Now stop for a minute. Think about those boom times and about the days when it seemed like nothing could derail the country’s progress. Those were the years when American industry came of age, and it came of age in places like Pennsylvania. We’ve gotten used to bad news, and we’ve gotten used to being frustrated, and those conditions don’t lend themselves to optimism. But there is plenty of reason to be optimistic, and if we look around we can see them.

The end of the first decade of the new millennium was not good to our economy, and it was an especially punishing time for industry. Sales and employment plummeted. But even at the height of the recent economic crisis, according to the Census Bureau’s 2009 Annual Survey of Manufacturers, there were still 541,122 manufacturing employees on payrolls in Pennsylvania’s manufacturing sector. That’s fifth in the nation, behind states like California and Texas, both of which are much larger and more populous than Pennsylvania. Pennsylvania also ranked fifth in terms of the total value of all of its shipped manufactured products for that year. This tells us that despite the hardships and challenges of the crisis, Pennsylvania managed to remain one of the country’s most important manufacturing hubs.

US Steel, the world’s tenth largest steel producer, is still based in Pennsylvania. PPG Industries, GE Transportation and other major industrial operations can also be found in Pennsylvania. In Pennsylvania, an industrial infrastructure is in place that is made of skilled workers, time-tested industrial operations and world-class educational institutions like Penn State University that could position the state to lead the nation in an effort to retool industry. Pennsylvania, more than most states, is in a position to show the world that manufacturing can drive an economy, and with the help of research and investment in new innovations, Pennsylvania can do it in a way that maximizes resource use efficiency and minimizes environmental degradation. Such efforts are already underway at Penn State’s College of Engineering.
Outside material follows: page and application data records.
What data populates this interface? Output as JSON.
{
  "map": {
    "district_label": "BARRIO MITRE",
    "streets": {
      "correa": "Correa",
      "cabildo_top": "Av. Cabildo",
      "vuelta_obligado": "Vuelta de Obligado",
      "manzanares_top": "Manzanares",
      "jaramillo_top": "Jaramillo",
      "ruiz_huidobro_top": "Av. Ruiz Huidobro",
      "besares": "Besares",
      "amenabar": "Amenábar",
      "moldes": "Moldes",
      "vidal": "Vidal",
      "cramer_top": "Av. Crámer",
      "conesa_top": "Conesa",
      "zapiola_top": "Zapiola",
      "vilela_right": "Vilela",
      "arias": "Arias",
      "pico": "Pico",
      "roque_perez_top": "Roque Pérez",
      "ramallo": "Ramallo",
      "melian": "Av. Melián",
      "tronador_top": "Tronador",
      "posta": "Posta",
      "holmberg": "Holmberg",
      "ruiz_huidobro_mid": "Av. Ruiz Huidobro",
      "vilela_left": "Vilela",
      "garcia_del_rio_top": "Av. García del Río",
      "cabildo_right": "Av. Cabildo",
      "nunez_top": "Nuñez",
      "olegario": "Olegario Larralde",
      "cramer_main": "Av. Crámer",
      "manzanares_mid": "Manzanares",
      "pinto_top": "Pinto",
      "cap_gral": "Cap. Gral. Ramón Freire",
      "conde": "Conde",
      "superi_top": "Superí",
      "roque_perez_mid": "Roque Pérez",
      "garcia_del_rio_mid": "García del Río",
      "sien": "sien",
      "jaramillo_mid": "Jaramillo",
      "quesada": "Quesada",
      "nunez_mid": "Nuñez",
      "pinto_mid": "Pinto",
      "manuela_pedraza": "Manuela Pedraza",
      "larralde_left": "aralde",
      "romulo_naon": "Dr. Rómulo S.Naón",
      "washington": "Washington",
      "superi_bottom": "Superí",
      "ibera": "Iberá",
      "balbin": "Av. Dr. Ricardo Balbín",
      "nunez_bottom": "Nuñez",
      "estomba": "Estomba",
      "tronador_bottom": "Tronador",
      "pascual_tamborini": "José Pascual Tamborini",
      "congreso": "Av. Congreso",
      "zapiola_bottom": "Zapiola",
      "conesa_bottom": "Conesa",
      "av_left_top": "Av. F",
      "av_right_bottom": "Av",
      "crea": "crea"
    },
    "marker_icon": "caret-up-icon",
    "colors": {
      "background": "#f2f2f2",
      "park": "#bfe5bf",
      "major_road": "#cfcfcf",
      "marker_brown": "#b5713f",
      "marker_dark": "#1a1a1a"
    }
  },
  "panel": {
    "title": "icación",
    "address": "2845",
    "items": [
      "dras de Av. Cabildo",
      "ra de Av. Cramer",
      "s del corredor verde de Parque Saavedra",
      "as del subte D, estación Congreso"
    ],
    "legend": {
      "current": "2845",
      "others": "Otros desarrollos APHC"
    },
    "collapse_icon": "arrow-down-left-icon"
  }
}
We’ve seen what Pennsylvania is capable of; look to the skylines of our major cities and in the history books. With patient, hard work and investment, who knows what the Steel State will achieve in the future?